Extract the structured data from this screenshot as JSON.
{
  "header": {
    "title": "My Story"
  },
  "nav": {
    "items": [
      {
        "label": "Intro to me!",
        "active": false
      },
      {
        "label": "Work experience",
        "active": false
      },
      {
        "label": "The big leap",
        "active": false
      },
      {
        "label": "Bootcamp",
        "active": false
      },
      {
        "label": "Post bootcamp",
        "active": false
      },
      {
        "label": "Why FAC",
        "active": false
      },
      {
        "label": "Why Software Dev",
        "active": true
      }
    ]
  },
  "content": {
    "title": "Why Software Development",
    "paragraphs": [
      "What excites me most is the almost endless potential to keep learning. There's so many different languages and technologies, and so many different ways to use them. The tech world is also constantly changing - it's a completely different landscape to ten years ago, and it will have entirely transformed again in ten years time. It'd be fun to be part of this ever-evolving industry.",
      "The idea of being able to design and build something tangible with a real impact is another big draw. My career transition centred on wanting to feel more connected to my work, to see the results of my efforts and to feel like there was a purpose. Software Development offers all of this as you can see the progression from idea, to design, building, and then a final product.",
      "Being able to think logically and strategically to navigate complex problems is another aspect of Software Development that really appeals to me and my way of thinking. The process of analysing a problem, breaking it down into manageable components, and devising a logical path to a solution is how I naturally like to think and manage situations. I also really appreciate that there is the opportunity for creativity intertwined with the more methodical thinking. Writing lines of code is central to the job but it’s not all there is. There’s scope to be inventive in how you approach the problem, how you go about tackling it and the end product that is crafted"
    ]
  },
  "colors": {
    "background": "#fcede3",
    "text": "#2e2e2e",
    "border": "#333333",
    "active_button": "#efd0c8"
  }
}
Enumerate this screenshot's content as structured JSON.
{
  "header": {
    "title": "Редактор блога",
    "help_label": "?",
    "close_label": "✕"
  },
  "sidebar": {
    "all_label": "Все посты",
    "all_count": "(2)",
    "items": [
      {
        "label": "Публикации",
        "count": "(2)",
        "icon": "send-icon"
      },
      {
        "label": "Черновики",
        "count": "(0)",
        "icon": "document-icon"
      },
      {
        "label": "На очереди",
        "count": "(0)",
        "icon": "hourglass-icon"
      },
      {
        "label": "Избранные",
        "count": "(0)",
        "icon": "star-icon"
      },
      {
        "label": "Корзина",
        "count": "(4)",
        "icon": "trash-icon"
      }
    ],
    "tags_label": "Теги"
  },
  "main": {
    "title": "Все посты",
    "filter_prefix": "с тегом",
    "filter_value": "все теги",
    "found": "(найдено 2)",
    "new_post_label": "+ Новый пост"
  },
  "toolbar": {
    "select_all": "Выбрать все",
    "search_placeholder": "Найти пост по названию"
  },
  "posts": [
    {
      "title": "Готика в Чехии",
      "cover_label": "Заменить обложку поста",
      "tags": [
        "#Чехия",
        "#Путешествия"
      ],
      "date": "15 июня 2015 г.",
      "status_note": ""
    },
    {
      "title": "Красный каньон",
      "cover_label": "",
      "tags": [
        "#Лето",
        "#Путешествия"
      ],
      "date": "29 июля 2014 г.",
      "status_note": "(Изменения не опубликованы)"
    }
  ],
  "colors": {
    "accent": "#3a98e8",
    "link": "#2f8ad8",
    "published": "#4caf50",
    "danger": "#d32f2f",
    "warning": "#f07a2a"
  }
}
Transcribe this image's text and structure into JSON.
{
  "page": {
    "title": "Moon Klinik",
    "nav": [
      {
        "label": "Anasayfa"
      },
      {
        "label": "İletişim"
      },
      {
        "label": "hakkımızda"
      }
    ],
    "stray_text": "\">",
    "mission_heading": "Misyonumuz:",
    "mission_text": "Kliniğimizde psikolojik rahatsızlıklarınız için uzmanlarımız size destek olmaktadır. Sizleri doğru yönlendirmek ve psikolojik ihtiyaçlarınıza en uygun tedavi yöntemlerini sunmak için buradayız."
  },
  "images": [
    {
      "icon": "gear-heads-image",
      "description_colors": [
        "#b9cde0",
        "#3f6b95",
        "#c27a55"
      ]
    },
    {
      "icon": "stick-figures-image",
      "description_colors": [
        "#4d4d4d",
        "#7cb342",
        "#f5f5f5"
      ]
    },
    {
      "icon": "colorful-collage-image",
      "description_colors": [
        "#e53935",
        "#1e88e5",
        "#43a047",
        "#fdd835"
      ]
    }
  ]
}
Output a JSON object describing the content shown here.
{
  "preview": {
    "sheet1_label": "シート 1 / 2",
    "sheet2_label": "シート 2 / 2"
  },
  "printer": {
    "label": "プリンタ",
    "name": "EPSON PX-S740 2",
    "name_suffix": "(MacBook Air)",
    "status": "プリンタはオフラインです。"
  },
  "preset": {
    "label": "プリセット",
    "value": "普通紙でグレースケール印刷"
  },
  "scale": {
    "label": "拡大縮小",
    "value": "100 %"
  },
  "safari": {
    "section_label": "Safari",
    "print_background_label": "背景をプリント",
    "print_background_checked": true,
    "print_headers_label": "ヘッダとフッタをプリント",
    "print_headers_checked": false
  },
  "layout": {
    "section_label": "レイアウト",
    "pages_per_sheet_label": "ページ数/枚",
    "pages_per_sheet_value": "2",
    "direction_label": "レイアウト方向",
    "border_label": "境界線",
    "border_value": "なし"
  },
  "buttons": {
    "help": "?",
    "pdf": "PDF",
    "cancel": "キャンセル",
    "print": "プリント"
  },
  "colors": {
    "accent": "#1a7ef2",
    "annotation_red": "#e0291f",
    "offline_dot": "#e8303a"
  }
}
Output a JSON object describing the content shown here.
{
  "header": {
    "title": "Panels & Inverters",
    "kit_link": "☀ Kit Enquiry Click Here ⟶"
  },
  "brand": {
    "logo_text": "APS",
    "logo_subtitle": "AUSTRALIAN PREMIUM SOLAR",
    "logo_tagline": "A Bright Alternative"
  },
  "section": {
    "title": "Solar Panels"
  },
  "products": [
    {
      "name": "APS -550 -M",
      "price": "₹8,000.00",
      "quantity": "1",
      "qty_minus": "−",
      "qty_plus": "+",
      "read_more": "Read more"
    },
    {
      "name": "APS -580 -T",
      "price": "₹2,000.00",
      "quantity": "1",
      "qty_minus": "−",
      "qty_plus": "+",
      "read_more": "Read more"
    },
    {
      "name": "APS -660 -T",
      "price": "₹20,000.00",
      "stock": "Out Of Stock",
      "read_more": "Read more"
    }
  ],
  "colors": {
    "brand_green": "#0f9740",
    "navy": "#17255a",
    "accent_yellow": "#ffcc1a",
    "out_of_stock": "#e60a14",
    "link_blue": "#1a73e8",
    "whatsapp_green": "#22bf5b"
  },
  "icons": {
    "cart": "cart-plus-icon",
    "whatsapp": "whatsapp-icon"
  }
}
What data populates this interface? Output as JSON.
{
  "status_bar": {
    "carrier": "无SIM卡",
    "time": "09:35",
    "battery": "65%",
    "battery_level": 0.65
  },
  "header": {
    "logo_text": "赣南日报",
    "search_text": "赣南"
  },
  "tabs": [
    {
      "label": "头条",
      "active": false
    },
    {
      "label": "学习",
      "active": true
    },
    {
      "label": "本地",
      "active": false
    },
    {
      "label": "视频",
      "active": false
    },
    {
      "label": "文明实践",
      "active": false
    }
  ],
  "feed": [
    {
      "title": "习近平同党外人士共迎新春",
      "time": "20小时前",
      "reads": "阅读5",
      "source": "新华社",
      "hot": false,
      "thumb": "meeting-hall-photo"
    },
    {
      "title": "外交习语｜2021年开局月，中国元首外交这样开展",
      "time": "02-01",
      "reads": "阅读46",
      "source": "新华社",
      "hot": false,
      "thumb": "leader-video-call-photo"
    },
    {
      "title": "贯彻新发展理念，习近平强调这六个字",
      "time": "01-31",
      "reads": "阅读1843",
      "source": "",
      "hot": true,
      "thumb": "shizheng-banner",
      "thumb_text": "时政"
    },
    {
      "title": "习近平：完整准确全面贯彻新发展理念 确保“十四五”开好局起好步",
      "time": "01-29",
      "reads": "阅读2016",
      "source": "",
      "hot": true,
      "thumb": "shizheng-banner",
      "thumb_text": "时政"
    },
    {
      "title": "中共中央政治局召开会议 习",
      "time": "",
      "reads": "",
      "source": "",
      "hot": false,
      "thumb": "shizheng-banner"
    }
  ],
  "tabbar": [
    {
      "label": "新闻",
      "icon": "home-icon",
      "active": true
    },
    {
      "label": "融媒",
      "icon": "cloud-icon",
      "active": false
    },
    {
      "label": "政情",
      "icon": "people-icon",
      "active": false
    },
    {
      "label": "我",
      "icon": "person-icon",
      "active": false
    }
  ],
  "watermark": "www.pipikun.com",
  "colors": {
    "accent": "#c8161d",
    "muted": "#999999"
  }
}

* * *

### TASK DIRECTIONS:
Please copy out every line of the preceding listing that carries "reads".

### TASK ANSWER:
      "reads": "阅读5",
      "reads": "阅读46",
      "reads": "阅读1843",
      "reads": "阅读2016",
      "reads": "",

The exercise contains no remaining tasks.